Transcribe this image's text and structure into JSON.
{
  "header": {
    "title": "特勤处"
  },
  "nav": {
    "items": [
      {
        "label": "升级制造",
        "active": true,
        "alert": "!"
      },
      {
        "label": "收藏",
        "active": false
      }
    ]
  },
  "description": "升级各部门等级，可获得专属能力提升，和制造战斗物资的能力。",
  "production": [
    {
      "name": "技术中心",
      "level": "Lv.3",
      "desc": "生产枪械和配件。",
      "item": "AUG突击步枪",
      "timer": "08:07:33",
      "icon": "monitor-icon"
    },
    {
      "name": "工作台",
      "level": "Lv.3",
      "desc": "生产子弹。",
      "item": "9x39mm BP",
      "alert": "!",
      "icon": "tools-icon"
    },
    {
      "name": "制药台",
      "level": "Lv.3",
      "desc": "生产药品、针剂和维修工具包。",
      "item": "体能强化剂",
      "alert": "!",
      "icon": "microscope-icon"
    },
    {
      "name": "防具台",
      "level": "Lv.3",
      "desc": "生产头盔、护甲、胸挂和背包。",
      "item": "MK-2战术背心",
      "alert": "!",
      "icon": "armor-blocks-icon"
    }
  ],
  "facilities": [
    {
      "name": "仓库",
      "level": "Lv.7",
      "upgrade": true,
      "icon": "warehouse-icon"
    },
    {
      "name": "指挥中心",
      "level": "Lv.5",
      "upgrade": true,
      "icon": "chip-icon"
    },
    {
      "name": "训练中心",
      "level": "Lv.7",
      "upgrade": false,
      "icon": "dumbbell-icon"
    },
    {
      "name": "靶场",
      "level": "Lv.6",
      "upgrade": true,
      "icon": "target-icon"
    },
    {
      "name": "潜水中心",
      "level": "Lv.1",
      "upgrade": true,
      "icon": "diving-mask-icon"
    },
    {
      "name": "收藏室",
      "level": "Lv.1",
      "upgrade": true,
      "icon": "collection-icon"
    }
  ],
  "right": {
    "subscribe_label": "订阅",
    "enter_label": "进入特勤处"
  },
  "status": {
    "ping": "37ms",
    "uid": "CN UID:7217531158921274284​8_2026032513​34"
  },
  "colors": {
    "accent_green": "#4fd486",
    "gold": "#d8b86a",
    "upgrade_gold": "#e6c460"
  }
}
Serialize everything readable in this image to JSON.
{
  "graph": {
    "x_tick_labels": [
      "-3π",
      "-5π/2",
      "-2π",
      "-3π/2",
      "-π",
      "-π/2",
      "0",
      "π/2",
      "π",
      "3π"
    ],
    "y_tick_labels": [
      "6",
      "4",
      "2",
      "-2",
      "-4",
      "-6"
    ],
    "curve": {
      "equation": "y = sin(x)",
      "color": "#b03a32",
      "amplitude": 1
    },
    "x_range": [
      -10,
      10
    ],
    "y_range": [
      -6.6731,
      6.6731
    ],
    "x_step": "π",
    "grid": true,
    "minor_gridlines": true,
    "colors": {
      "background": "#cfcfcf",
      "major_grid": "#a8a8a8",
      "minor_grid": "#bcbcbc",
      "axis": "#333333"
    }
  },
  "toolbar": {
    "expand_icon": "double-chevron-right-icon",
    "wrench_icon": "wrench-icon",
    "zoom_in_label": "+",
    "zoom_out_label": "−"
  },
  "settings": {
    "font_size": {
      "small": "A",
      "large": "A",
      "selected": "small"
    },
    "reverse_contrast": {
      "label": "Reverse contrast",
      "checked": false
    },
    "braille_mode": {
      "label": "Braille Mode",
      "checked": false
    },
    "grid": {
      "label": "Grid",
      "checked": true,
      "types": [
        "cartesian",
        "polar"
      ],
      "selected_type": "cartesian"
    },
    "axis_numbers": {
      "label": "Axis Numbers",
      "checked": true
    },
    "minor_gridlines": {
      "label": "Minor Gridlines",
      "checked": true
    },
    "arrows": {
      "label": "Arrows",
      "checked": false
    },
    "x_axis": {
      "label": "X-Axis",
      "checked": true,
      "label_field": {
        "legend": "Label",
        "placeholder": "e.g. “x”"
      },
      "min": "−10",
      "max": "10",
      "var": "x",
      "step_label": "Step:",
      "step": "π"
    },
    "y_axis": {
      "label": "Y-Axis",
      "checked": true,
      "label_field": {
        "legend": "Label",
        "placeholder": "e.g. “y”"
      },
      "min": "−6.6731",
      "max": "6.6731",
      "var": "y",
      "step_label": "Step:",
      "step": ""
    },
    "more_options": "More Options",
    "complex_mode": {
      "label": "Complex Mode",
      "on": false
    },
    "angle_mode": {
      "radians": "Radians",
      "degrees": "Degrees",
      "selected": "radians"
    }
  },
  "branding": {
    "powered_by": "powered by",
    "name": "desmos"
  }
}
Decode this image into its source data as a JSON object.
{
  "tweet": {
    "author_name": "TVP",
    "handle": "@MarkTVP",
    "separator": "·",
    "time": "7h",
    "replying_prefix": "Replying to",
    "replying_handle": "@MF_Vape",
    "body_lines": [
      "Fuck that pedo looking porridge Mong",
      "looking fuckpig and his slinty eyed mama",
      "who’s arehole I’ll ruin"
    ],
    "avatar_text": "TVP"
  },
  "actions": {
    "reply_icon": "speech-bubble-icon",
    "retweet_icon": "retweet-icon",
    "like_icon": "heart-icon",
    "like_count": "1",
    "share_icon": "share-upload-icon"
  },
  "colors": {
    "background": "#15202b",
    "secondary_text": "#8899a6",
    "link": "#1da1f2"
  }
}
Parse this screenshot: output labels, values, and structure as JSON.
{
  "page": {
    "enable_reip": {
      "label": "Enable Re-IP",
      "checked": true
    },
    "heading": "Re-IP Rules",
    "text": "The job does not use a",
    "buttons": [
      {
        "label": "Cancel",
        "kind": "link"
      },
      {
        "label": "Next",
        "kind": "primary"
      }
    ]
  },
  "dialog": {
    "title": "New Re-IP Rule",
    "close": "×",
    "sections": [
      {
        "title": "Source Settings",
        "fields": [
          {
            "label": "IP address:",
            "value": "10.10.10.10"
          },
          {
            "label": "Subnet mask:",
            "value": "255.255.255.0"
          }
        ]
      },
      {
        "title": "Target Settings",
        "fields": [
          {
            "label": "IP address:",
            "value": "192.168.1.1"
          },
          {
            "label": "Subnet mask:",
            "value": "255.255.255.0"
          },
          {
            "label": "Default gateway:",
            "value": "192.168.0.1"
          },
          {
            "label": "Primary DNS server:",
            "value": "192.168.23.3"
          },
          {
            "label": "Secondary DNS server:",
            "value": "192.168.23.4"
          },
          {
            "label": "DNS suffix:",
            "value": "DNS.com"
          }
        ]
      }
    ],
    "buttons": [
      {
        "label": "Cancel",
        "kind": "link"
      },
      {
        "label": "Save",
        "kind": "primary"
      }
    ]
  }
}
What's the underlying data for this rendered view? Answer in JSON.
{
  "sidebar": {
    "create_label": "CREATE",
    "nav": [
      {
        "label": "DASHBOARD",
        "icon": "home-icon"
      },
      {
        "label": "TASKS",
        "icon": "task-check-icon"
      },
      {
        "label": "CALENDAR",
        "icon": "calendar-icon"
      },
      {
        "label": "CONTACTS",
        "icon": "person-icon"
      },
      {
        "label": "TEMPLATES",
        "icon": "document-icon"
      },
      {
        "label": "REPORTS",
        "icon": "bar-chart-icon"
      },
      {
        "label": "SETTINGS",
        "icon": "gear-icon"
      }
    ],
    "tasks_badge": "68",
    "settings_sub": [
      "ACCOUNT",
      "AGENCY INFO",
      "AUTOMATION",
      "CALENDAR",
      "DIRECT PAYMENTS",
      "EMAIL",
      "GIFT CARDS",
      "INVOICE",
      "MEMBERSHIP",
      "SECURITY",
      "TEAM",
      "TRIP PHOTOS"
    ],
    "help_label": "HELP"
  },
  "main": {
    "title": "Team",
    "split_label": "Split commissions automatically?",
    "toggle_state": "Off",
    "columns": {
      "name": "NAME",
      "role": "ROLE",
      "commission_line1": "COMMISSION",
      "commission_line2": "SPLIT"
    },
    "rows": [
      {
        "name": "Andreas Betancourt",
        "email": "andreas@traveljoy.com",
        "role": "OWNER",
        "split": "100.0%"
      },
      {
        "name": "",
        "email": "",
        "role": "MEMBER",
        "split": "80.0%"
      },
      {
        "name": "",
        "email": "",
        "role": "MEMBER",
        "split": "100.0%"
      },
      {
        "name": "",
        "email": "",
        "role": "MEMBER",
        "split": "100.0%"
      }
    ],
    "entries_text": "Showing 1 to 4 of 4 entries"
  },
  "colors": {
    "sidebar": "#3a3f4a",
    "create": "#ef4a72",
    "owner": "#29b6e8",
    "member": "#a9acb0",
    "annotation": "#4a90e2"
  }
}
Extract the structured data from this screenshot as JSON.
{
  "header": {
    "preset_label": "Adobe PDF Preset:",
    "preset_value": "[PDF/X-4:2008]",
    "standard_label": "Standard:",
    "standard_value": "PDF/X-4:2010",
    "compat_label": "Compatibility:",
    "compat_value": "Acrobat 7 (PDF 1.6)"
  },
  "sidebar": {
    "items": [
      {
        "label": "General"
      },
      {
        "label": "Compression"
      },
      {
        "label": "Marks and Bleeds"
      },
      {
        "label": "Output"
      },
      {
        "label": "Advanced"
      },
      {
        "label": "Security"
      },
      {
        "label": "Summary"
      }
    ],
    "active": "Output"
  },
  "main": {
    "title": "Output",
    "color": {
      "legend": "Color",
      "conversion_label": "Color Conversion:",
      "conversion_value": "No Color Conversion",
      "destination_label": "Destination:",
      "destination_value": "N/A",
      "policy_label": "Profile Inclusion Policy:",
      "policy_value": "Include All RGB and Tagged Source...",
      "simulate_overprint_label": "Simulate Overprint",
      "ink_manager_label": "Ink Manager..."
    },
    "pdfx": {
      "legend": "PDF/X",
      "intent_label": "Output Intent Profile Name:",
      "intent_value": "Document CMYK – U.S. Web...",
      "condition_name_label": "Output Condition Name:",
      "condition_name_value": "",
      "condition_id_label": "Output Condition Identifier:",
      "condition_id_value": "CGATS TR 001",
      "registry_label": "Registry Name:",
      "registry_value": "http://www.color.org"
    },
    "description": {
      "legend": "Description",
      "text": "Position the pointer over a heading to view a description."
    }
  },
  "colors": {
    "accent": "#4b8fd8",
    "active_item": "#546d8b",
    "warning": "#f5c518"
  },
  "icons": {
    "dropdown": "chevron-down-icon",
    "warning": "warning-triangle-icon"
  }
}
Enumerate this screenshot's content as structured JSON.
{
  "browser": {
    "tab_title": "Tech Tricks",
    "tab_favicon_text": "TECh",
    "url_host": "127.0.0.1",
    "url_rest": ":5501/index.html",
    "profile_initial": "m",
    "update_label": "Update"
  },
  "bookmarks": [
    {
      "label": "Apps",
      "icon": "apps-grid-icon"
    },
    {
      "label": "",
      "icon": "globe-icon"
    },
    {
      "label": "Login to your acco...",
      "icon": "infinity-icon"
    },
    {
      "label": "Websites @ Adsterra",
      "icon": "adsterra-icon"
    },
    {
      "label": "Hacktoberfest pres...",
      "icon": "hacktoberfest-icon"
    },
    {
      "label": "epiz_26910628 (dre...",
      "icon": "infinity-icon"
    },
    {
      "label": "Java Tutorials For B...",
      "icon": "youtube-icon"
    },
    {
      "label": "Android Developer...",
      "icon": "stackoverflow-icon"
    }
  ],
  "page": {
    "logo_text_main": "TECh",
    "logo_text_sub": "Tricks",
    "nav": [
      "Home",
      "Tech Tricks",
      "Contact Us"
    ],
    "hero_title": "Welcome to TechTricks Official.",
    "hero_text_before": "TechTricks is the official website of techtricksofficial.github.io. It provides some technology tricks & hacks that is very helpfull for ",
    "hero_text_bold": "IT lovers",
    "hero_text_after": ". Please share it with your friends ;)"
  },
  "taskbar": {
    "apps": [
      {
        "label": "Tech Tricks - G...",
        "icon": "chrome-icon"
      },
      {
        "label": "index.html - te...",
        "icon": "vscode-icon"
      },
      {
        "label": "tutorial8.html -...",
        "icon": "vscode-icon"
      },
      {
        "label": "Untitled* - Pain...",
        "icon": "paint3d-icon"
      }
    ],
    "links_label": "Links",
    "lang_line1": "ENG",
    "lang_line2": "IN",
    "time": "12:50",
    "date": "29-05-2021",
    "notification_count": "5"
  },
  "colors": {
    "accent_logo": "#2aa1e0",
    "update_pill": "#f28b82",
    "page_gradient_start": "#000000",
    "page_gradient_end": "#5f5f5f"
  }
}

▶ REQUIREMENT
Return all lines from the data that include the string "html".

▶ RESULT
    "url_rest": ":5501/index.html",
        "label": "index.html - te...",
        "label": "tutorial8.html -...",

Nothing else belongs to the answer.